Task details:
Find each line below containing the word "JSON" and copy it.

═════ Entries shown

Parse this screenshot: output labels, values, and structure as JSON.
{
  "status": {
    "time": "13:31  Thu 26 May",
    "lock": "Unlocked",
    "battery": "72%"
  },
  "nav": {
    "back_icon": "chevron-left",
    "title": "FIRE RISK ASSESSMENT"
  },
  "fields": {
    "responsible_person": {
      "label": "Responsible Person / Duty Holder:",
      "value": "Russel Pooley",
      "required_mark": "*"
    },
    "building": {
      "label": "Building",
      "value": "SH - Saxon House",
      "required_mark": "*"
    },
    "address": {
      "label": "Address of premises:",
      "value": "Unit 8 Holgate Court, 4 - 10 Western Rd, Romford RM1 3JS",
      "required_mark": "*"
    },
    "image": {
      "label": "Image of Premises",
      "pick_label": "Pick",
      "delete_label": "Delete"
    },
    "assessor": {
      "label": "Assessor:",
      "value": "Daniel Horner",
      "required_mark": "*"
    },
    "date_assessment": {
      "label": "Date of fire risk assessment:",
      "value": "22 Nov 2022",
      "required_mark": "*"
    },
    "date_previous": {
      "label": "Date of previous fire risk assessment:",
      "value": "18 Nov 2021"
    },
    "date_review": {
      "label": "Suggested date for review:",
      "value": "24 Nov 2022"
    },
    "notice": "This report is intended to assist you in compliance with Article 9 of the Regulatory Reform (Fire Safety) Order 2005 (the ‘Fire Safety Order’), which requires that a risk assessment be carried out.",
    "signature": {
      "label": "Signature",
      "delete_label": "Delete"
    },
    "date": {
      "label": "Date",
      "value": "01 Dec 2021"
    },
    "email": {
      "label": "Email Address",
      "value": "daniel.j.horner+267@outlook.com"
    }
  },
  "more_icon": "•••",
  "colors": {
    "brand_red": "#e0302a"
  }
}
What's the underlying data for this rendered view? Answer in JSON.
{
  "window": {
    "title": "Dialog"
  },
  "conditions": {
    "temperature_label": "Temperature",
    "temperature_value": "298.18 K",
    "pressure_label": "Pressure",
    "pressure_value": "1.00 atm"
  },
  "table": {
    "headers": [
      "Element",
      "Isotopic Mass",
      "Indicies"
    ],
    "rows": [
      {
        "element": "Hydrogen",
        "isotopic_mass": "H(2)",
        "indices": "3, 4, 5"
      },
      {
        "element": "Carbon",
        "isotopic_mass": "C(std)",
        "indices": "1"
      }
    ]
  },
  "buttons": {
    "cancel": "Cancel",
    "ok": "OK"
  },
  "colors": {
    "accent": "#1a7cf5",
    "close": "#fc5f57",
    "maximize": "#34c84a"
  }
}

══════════

Solved problem:
Parse this screenshot: output labels, values, and structure as JSON.
What's the underlying data for this rendered view? Answer in JSON.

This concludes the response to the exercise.